* **Problem to work on**: Please set down each record exactly as it appears, but leave out any pictures.

┏━━

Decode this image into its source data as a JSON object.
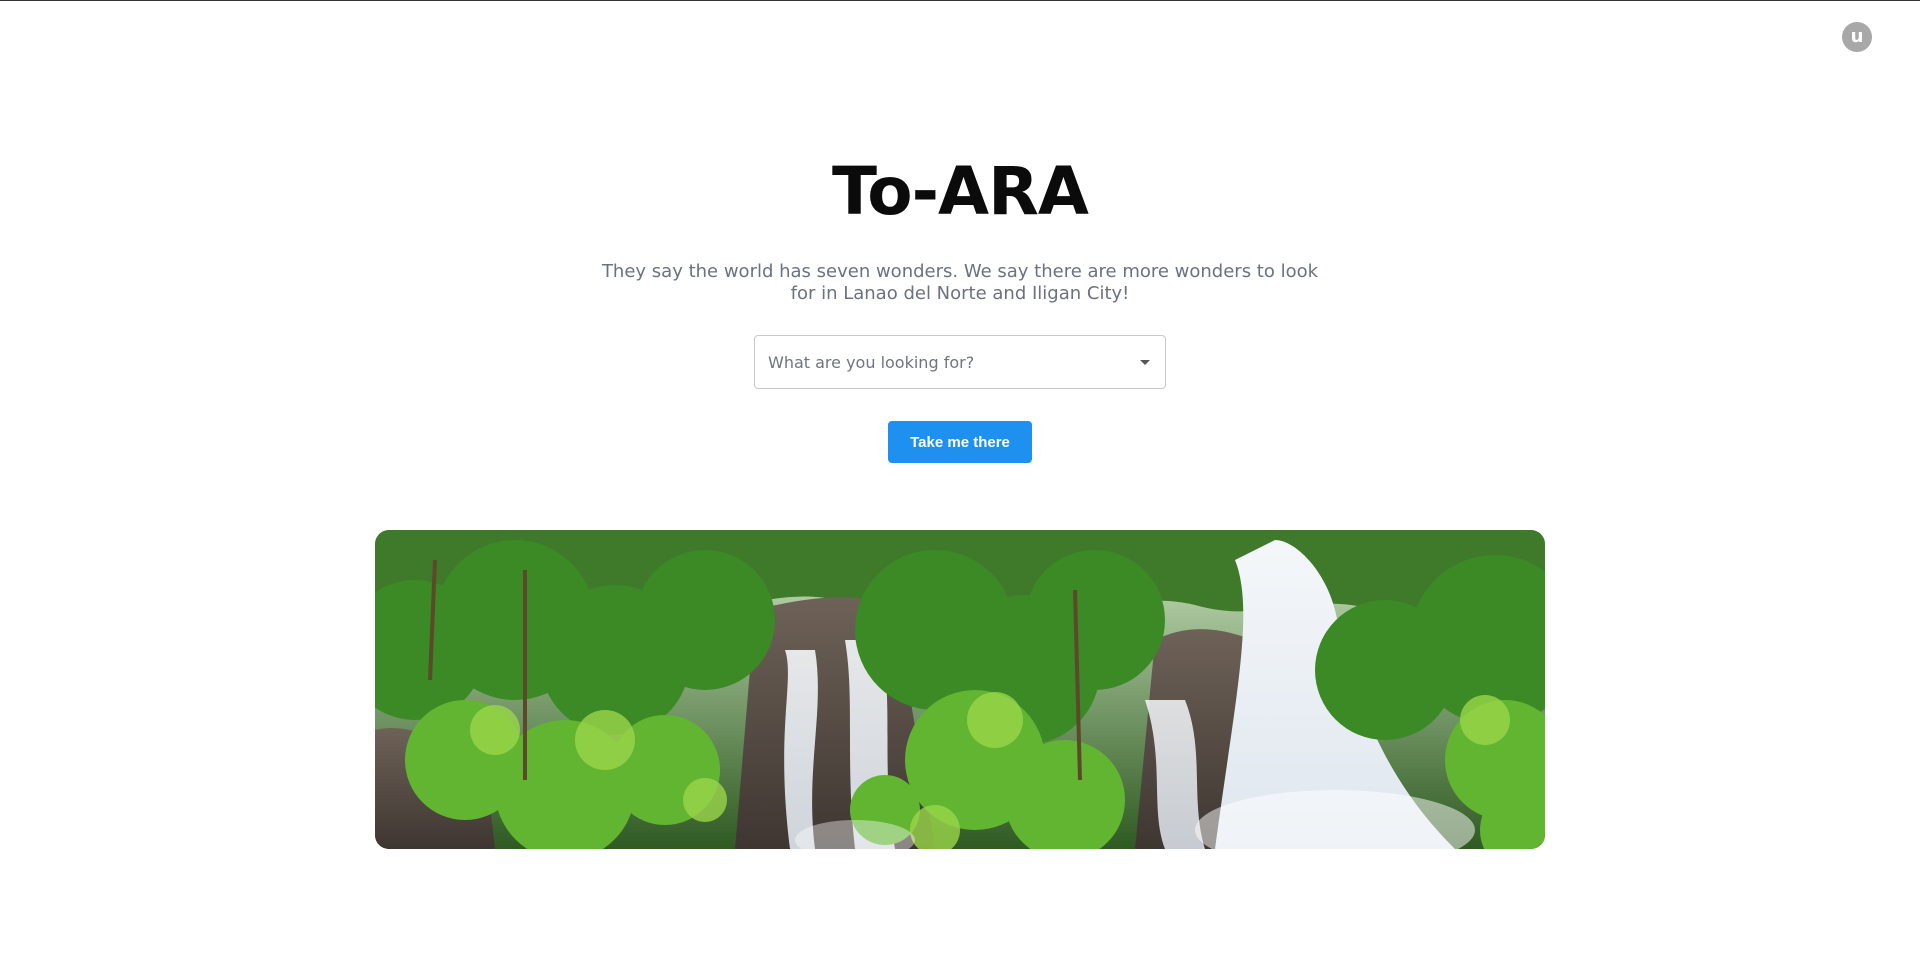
{
  "header": {
    "avatar_initial": "u"
  },
  "hero": {
    "title": "To-ARA",
    "subtitle": "They say the world has seven wonders. We say there are more wonders to look for in Lanao del Norte and Iligan City!",
    "search": {
      "placeholder": "What are you looking for?"
    },
    "cta_label": "Take me there"
  },
  "colors": {
    "accent": "#1e90f0",
    "title": "#0b0b0b",
    "subtitle": "#6b7180",
    "avatar_bg": "#a8a8a8"
  },
  "icons": {
    "dropdown": "chevron-down-icon"
  }
}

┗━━

* **Response to this task**:
Decode this image into its source data as a JSON object.
{
  "header": {
    "avatar_initial": "u"
  },
  "hero": {
    "title": "To-ARA",
    "subtitle": "They say the world has seven wonders. We say there are more wonders to look for in Lanao del Norte and Iligan City!",
    "search": {
      "placeholder": "What are you looking for?"
    },
    "cta_label": "Take me there"
  },
  "colors": {
    "accent": "#1e90f0",
    "title": "#0b0b0b",
    "subtitle": "#6b7180",
    "avatar_bg": "#a8a8a8"
  },
  "icons": {
    "dropdown": "chevron-down-icon"
  }
}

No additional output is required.